But Mexico's peso crisis in December 1994 set back Latin America's cause. Next, growing US concerns about the effect on jobs of free-trade pacts threw off the schedule for Chile's entry into NAFTA.
But perhaps most important, ''Clinton had to spend his time on problematic issues'' like Bosnia, Russia, the Middle East, and China, says Gamarra, ''and Latin America was not problematic.''
That reality is reflected in Secretary Christopher's travel agenda. In more than three years he has visited the Middle East 17 times but Latin America only three times - brief trips to Haiti and Mexico.
Victim of own success
Over the past decade, Latin America has made a remarkable transition from authoritarian to democratic governments, from state-run to free-market economies, and from widespread human rights abuses to one of the better human rights records in the world. The US could afford to ignore it.
But with issues like inter-regional trade and Latin America's poverty joining such heated US issues as drug trafficking and immigration on the Americas' stage, Christopher couldn't push that luxury too far. His eight-day trip recognizes that.
''At every stop he's going to be focusing on the broad themes that were highlighted at the Summit of the Americas,'' says a senior State Department official, ''democracy, open markets, fighting international crime and drugs, protecting the environment, using resources well, addressing problems of social equality.''
With Christopher carrying no dramatic bilateral agreements or trade accords in his baggage, observers agree the trip's emphasis is simply on what a secretary of state's presence says - that the spirit of Miami really is alive.
Yet Christopher's visit, already mired somewhat in the aftermath of Cuba's downing of two private American aircraft Saturday, could hit another flat note Friday when Clinton announces the annual list of countries the US ''certifies'' as cooperating in the drug war.
If Latin American countries such as Colombia or even Mexico are dropped from the list, the trip's theme of cooperation could be jeopardized.
In Argentina, where Christopher will meet leaders and business representatives and attend a ceremony of appreciation for Argentina's international peacekeeping forces, officials say the visit is acknowledgment that the regional free-trade goal, though a slow process, is on track.

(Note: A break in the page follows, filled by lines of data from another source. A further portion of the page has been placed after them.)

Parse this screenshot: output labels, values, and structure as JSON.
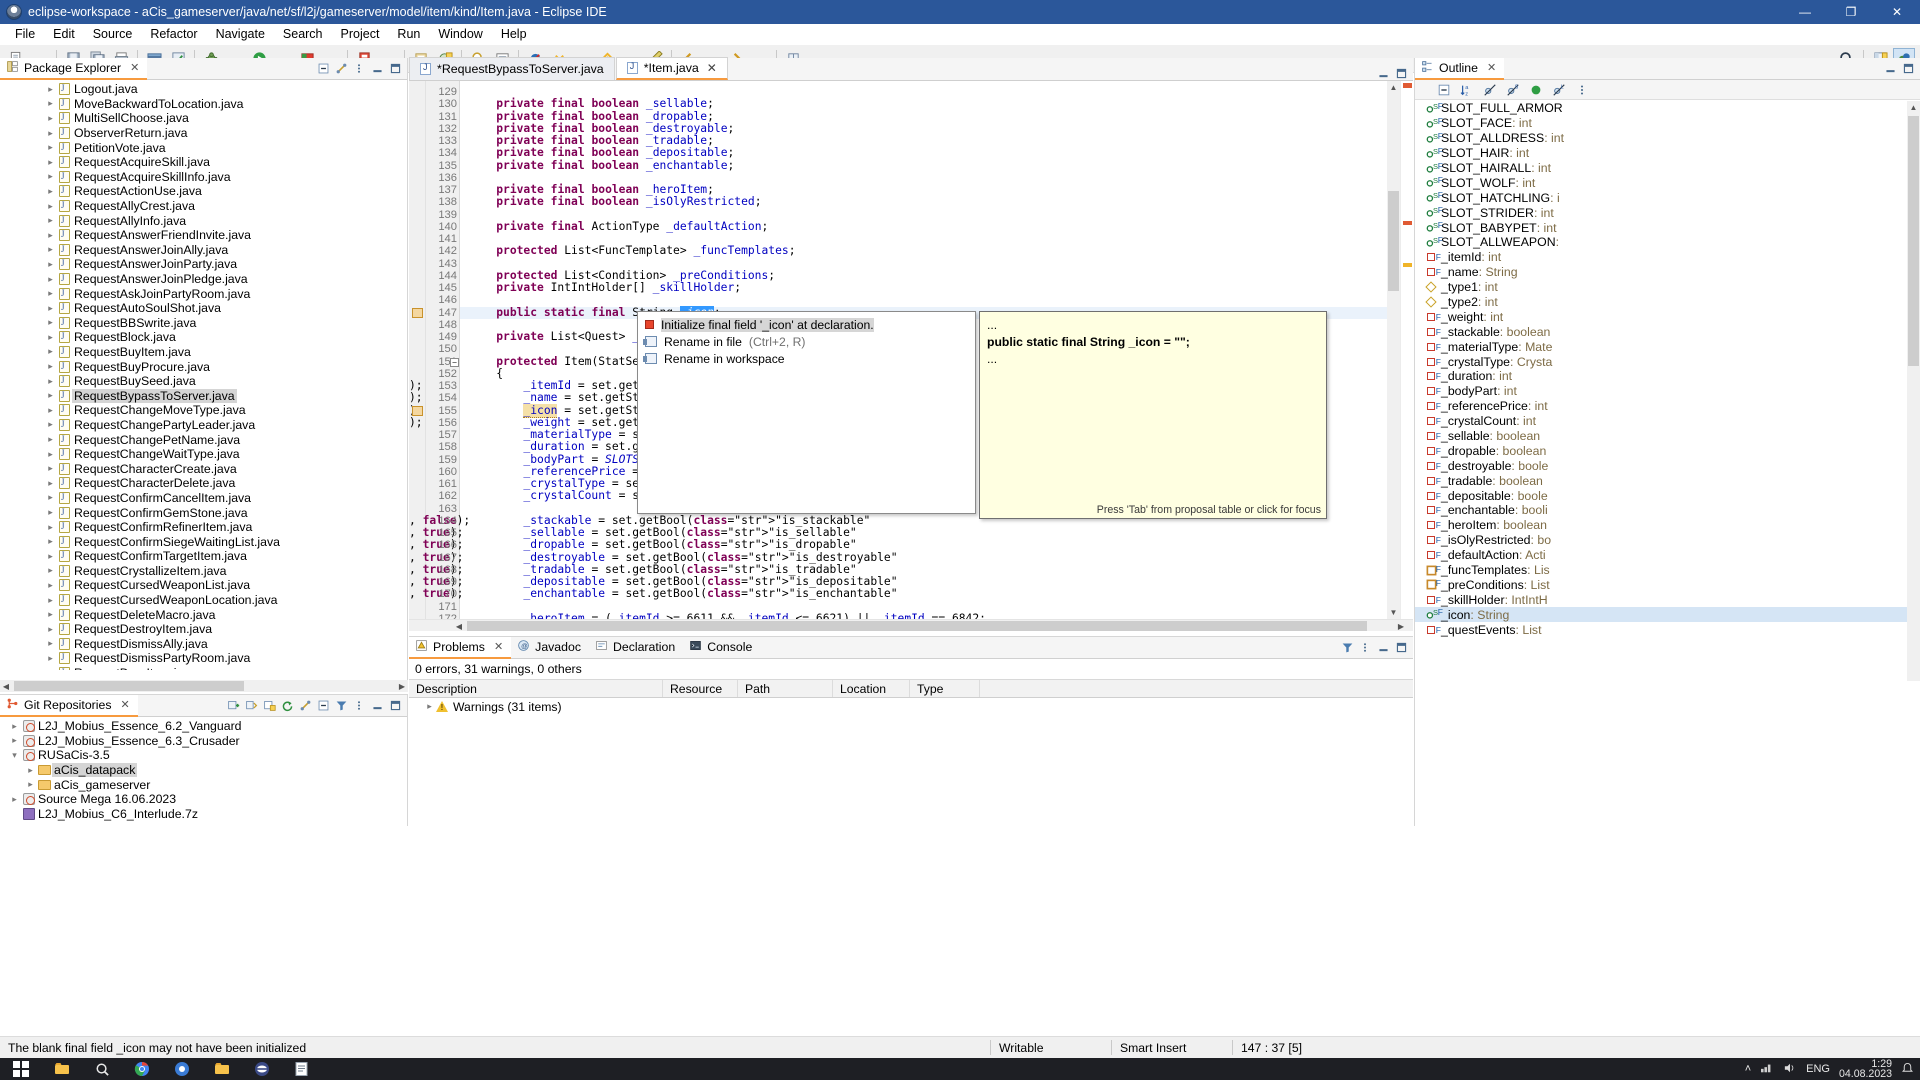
{
  "window": {
    "title": "eclipse-workspace - aCis_gameserver/java/net/sf/l2j/gameserver/model/item/kind/Item.java - Eclipse IDE",
    "minimize": "—",
    "maximize": "❐",
    "close": "✕"
  },
  "menubar": {
    "items": [
      "File",
      "Edit",
      "Source",
      "Refactor",
      "Navigate",
      "Search",
      "Project",
      "Run",
      "Window",
      "Help"
    ]
  },
  "toolbar": {
    "icons": [
      "new-icon",
      "new-dropdown-icon",
      "save-icon",
      "save-all-icon",
      "print-icon",
      "build-all-icon",
      "build-project-icon",
      "debug-icon",
      "run-icon",
      "coverage-icon",
      "external-tools-icon",
      "new-java-project-icon",
      "new-class-icon",
      "search-icon",
      "open-task-icon",
      "skip-breakpoints-icon",
      "next-annotation-icon",
      "previous-annotation-icon",
      "last-edit-location-icon",
      "back-icon",
      "forward-icon",
      "pin-editor-icon"
    ],
    "right_icons": [
      "quick-access-search-icon",
      "open-perspective-icon",
      "java-perspective-icon"
    ]
  },
  "package_explorer": {
    "tab_label": "Package Explorer",
    "close_label": "✕",
    "tools": [
      "collapse-all-icon",
      "link-with-editor-icon",
      "view-menu-icon",
      "minimize-icon",
      "maximize-icon"
    ],
    "items": [
      {
        "label": "Logout.java",
        "selected": false
      },
      {
        "label": "MoveBackwardToLocation.java",
        "selected": false
      },
      {
        "label": "MultiSellChoose.java",
        "selected": false
      },
      {
        "label": "ObserverReturn.java",
        "selected": false
      },
      {
        "label": "PetitionVote.java",
        "selected": false
      },
      {
        "label": "RequestAcquireSkill.java",
        "selected": false
      },
      {
        "label": "RequestAcquireSkillInfo.java",
        "selected": false
      },
      {
        "label": "RequestActionUse.java",
        "selected": false
      },
      {
        "label": "RequestAllyCrest.java",
        "selected": false
      },
      {
        "label": "RequestAllyInfo.java",
        "selected": false
      },
      {
        "label": "RequestAnswerFriendInvite.java",
        "selected": false
      },
      {
        "label": "RequestAnswerJoinAlly.java",
        "selected": false
      },
      {
        "label": "RequestAnswerJoinParty.java",
        "selected": false
      },
      {
        "label": "RequestAnswerJoinPledge.java",
        "selected": false
      },
      {
        "label": "RequestAskJoinPartyRoom.java",
        "selected": false
      },
      {
        "label": "RequestAutoSoulShot.java",
        "selected": false
      },
      {
        "label": "RequestBBSwrite.java",
        "selected": false
      },
      {
        "label": "RequestBlock.java",
        "selected": false
      },
      {
        "label": "RequestBuyItem.java",
        "selected": false
      },
      {
        "label": "RequestBuyProcure.java",
        "selected": false
      },
      {
        "label": "RequestBuySeed.java",
        "selected": false
      },
      {
        "label": "RequestBypassToServer.java",
        "selected": true
      },
      {
        "label": "RequestChangeMoveType.java",
        "selected": false
      },
      {
        "label": "RequestChangePartyLeader.java",
        "selected": false
      },
      {
        "label": "RequestChangePetName.java",
        "selected": false
      },
      {
        "label": "RequestChangeWaitType.java",
        "selected": false
      },
      {
        "label": "RequestCharacterCreate.java",
        "selected": false
      },
      {
        "label": "RequestCharacterDelete.java",
        "selected": false
      },
      {
        "label": "RequestConfirmCancelItem.java",
        "selected": false
      },
      {
        "label": "RequestConfirmGemStone.java",
        "selected": false
      },
      {
        "label": "RequestConfirmRefinerItem.java",
        "selected": false
      },
      {
        "label": "RequestConfirmSiegeWaitingList.java",
        "selected": false
      },
      {
        "label": "RequestConfirmTargetItem.java",
        "selected": false
      },
      {
        "label": "RequestCrystallizeItem.java",
        "selected": false
      },
      {
        "label": "RequestCursedWeaponList.java",
        "selected": false
      },
      {
        "label": "RequestCursedWeaponLocation.java",
        "selected": false
      },
      {
        "label": "RequestDeleteMacro.java",
        "selected": false
      },
      {
        "label": "RequestDestroyItem.java",
        "selected": false
      },
      {
        "label": "RequestDismissAlly.java",
        "selected": false
      },
      {
        "label": "RequestDismissPartyRoom.java",
        "selected": false
      },
      {
        "label": "RequestDropItem.java",
        "selected": false
      }
    ]
  },
  "git_repositories": {
    "tab_label": "Git Repositories",
    "close_label": "✕",
    "tools": [
      "add-repo-icon",
      "clone-repo-icon",
      "create-repo-icon",
      "refresh-icon",
      "link-icon",
      "collapse-all-icon",
      "filter-icon",
      "view-menu-icon",
      "minimize-icon",
      "maximize-icon"
    ],
    "items": [
      {
        "label": "L2J_Mobius_Essence_6.2_Vanguard",
        "indent": 0,
        "icon": "repo-icon",
        "arrow": true,
        "selected": false
      },
      {
        "label": "L2J_Mobius_Essence_6.3_Crusader",
        "indent": 0,
        "icon": "repo-icon",
        "arrow": true,
        "selected": false
      },
      {
        "label": "RUSaCis-3.5",
        "indent": 0,
        "icon": "repo-icon",
        "arrow": true,
        "expanded": true,
        "selected": false
      },
      {
        "label": "aCis_datapack",
        "indent": 1,
        "icon": "folder-icon",
        "arrow": true,
        "selected": true
      },
      {
        "label": "aCis_gameserver",
        "indent": 1,
        "icon": "folder-icon",
        "arrow": true,
        "selected": false
      },
      {
        "label": "Source Mega 16.06.2023",
        "indent": 0,
        "icon": "repo-icon",
        "arrow": true,
        "selected": false
      },
      {
        "label": "L2J_Mobius_C6_Interlude.7z",
        "indent": 0,
        "icon": "archive-icon",
        "arrow": false,
        "selected": false
      }
    ]
  },
  "editor": {
    "tabs": [
      {
        "label": "*RequestBypassToServer.java",
        "active": false,
        "closable": false
      },
      {
        "label": "*Item.java",
        "active": true,
        "closable": true
      }
    ],
    "close_label": "✕",
    "tools": [
      "minimize-icon",
      "maximize-icon"
    ],
    "first_line": 129,
    "lines": [
      {
        "n": 129,
        "text": ""
      },
      {
        "n": 130,
        "text": "    private final boolean _sellable;"
      },
      {
        "n": 131,
        "text": "    private final boolean _dropable;"
      },
      {
        "n": 132,
        "text": "    private final boolean _destroyable;"
      },
      {
        "n": 133,
        "text": "    private final boolean _tradable;"
      },
      {
        "n": 134,
        "text": "    private final boolean _depositable;"
      },
      {
        "n": 135,
        "text": "    private final boolean _enchantable;"
      },
      {
        "n": 136,
        "text": ""
      },
      {
        "n": 137,
        "text": "    private final boolean _heroItem;"
      },
      {
        "n": 138,
        "text": "    private final boolean _isOlyRestricted;"
      },
      {
        "n": 139,
        "text": ""
      },
      {
        "n": 140,
        "text": "    private final ActionType _defaultAction;"
      },
      {
        "n": 141,
        "text": ""
      },
      {
        "n": 142,
        "text": "    protected List<FuncTemplate> _funcTemplates;"
      },
      {
        "n": 143,
        "text": ""
      },
      {
        "n": 144,
        "text": "    protected List<Condition> _preConditions;"
      },
      {
        "n": 145,
        "text": "    private IntIntHolder[] _skillHolder;"
      },
      {
        "n": 146,
        "text": ""
      },
      {
        "n": 147,
        "text": "    public static final String _icon;"
      },
      {
        "n": 148,
        "text": ""
      },
      {
        "n": 149,
        "text": "    private List<Quest> _questEvents;"
      },
      {
        "n": 150,
        "text": ""
      },
      {
        "n": 151,
        "text": "    protected Item(StatSet set)"
      },
      {
        "n": 152,
        "text": "    {"
      },
      {
        "n": 153,
        "text": "        _itemId = set.getInteger(\"item_id\");"
      },
      {
        "n": 154,
        "text": "        _name = set.getString(\"name\");"
      },
      {
        "n": 155,
        "text": "        _icon = set.getString(\"icon\");"
      },
      {
        "n": 156,
        "text": "        _weight = set.getInteger(\"weight\");"
      },
      {
        "n": 157,
        "text": "        _materialType = set.getEnum(...);"
      },
      {
        "n": 158,
        "text": "        _duration = set.getInteger(...);"
      },
      {
        "n": 159,
        "text": "        _bodyPart = SLOTS.get(set...);"
      },
      {
        "n": 160,
        "text": "        _referencePrice = set.ge..."
      },
      {
        "n": 161,
        "text": "        _crystalType = set.getEnu..."
      },
      {
        "n": 162,
        "text": "        _crystalCount = set.getI..."
      },
      {
        "n": 163,
        "text": ""
      },
      {
        "n": 164,
        "text": "        _stackable = set.getBool(\"is_stackable\", false);"
      },
      {
        "n": 165,
        "text": "        _sellable = set.getBool(\"is_sellable\", true);"
      },
      {
        "n": 166,
        "text": "        _dropable = set.getBool(\"is_dropable\", true);"
      },
      {
        "n": 167,
        "text": "        _destroyable = set.getBool(\"is_destroyable\", true);"
      },
      {
        "n": 168,
        "text": "        _tradable = set.getBool(\"is_tradable\", true);"
      },
      {
        "n": 169,
        "text": "        _depositable = set.getBool(\"is_depositable\", true);"
      },
      {
        "n": 170,
        "text": "        _enchantable = set.getBool(\"is_enchantable\", true);"
      },
      {
        "n": 171,
        "text": ""
      },
      {
        "n": 172,
        "text": "        _heroItem = (_itemId >= 6611 && _itemId <= 6621) || _itemId == 6842;"
      }
    ],
    "selected_token": "_icon",
    "cursor_line": 147,
    "error_lines": [
      147,
      155
    ]
  },
  "quickfix": {
    "items": [
      {
        "label": "Initialize final field '_icon' at declaration.",
        "hint": "",
        "icon": "error-bulb-icon",
        "selected": true
      },
      {
        "label": "Rename in file",
        "hint": "(Ctrl+2, R)",
        "icon": "rename-icon",
        "selected": false
      },
      {
        "label": "Rename in workspace",
        "hint": "",
        "icon": "rename-icon",
        "selected": false
      }
    ]
  },
  "javadoc_popup": {
    "ellipsis_top": "...",
    "signature": "public static final String _icon = \"\";",
    "ellipsis_bottom": "...",
    "footer": "Press 'Tab' from proposal table or click for focus"
  },
  "bottom_view": {
    "tabs": [
      {
        "label": "Problems",
        "active": true,
        "icon": "problems-icon",
        "closable": true
      },
      {
        "label": "Javadoc",
        "active": false,
        "icon": "javadoc-icon",
        "closable": false
      },
      {
        "label": "Declaration",
        "active": false,
        "icon": "declaration-icon",
        "closable": false
      },
      {
        "label": "Console",
        "active": false,
        "icon": "console-icon",
        "closable": false
      }
    ],
    "close_label": "✕",
    "tools": [
      "filter-icon",
      "view-menu-icon",
      "minimize-icon",
      "maximize-icon"
    ],
    "summary": "0 errors, 31 warnings, 0 others",
    "columns": [
      "Description",
      "Resource",
      "Path",
      "Location",
      "Type"
    ],
    "rows": [
      {
        "description": "Warnings (31 items)",
        "resource": "",
        "path": "",
        "location": "",
        "type": "",
        "icon": "warning-icon",
        "arrow": true
      }
    ]
  },
  "outline": {
    "tab_label": "Outline",
    "close_label": "✕",
    "tools": [
      "collapse-all-icon",
      "sort-icon",
      "hide-fields-icon",
      "hide-static-icon",
      "hide-nonpublic-icon",
      "hide-local-icon",
      "view-menu-icon",
      "minimize-icon",
      "maximize-icon"
    ],
    "items": [
      {
        "name": "SLOT_FULL_ARMOR",
        "type": "",
        "kind": "static-final-field",
        "selected": false
      },
      {
        "name": "SLOT_FACE",
        "type": ": int",
        "kind": "static-final-field",
        "selected": false
      },
      {
        "name": "SLOT_ALLDRESS",
        "type": ": int",
        "kind": "static-final-field",
        "selected": false
      },
      {
        "name": "SLOT_HAIR",
        "type": ": int",
        "kind": "static-final-field",
        "selected": false
      },
      {
        "name": "SLOT_HAIRALL",
        "type": ": int",
        "kind": "static-final-field",
        "selected": false
      },
      {
        "name": "SLOT_WOLF",
        "type": ": int",
        "kind": "static-final-field",
        "selected": false
      },
      {
        "name": "SLOT_HATCHLING",
        "type": ": i",
        "kind": "static-final-field",
        "selected": false
      },
      {
        "name": "SLOT_STRIDER",
        "type": ": int",
        "kind": "static-final-field",
        "selected": false
      },
      {
        "name": "SLOT_BABYPET",
        "type": ": int",
        "kind": "static-final-field",
        "selected": false
      },
      {
        "name": "SLOT_ALLWEAPON",
        "type": ":",
        "kind": "static-final-field",
        "selected": false
      },
      {
        "name": "_itemId",
        "type": ": int",
        "kind": "private-field",
        "selected": false
      },
      {
        "name": "_name",
        "type": ": String",
        "kind": "private-field",
        "selected": false
      },
      {
        "name": "_type1",
        "type": ": int",
        "kind": "default-field",
        "selected": false
      },
      {
        "name": "_type2",
        "type": ": int",
        "kind": "default-field",
        "selected": false
      },
      {
        "name": "_weight",
        "type": ": int",
        "kind": "private-field",
        "selected": false
      },
      {
        "name": "_stackable",
        "type": ": boolean",
        "kind": "private-field",
        "selected": false
      },
      {
        "name": "_materialType",
        "type": ": Mate",
        "kind": "private-field",
        "selected": false
      },
      {
        "name": "_crystalType",
        "type": ": Crysta",
        "kind": "private-field",
        "selected": false
      },
      {
        "name": "_duration",
        "type": ": int",
        "kind": "private-field",
        "selected": false
      },
      {
        "name": "_bodyPart",
        "type": ": int",
        "kind": "private-field",
        "selected": false
      },
      {
        "name": "_referencePrice",
        "type": ": int",
        "kind": "private-field",
        "selected": false
      },
      {
        "name": "_crystalCount",
        "type": ": int",
        "kind": "private-field",
        "selected": false
      },
      {
        "name": "_sellable",
        "type": ": boolean",
        "kind": "private-field",
        "selected": false
      },
      {
        "name": "_dropable",
        "type": ": boolean",
        "kind": "private-field",
        "selected": false
      },
      {
        "name": "_destroyable",
        "type": ": boole",
        "kind": "private-field",
        "selected": false
      },
      {
        "name": "_tradable",
        "type": ": boolean",
        "kind": "private-field",
        "selected": false
      },
      {
        "name": "_depositable",
        "type": ": boole",
        "kind": "private-field",
        "selected": false
      },
      {
        "name": "_enchantable",
        "type": ": booli",
        "kind": "private-field",
        "selected": false
      },
      {
        "name": "_heroItem",
        "type": ": boolean",
        "kind": "private-field",
        "selected": false
      },
      {
        "name": "_isOlyRestricted",
        "type": ": bo",
        "kind": "private-field",
        "selected": false
      },
      {
        "name": "_defaultAction",
        "type": ": Acti",
        "kind": "private-field",
        "selected": false
      },
      {
        "name": "_funcTemplates",
        "type": ": Lis",
        "kind": "protected-field",
        "selected": false
      },
      {
        "name": "_preConditions",
        "type": ": List",
        "kind": "protected-field",
        "selected": false
      },
      {
        "name": "_skillHolder",
        "type": ": IntIntH",
        "kind": "private-field",
        "selected": false
      },
      {
        "name": "_icon",
        "type": ": String",
        "kind": "static-final-field",
        "selected": true
      },
      {
        "name": "_questEvents",
        "type": ": List",
        "kind": "private-field",
        "selected": false
      }
    ]
  },
  "statusbar": {
    "message": "The blank final field _icon may not have been initialized",
    "writable": "Writable",
    "insert_mode": "Smart Insert",
    "position": "147 : 37 [5]"
  },
  "taskbar": {
    "start_label": "start-button",
    "apps": [
      "file-explorer-icon",
      "search-icon",
      "chrome-icon",
      "chrome2-icon",
      "folder-icon",
      "eclipse-icon",
      "notepad-icon"
    ],
    "tray": {
      "chevron": "˄",
      "network": "network-icon",
      "volume": "volume-icon",
      "language": "ENG",
      "time": "1:29",
      "date": "04.08.2023",
      "notifications": "notification-icon"
    }
  },
  "colors": {
    "title_bg": "#2b579a",
    "accent_tab": "#f79a3e",
    "keyword": "#7f0055",
    "string": "#2a00ff",
    "field": "#0000c0",
    "selection": "#3399ff",
    "javadoc_bg": "#ffffe1"
  }
}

''We recognize this is a special year in the US because of the coming elections, but the important point is that the schedule set at Miami for creating the trade area is being kept,'' says Fernando Petrella, secretary of foreign relations in Buenos Aires. ''It's something not just the US but all of us have to work at.''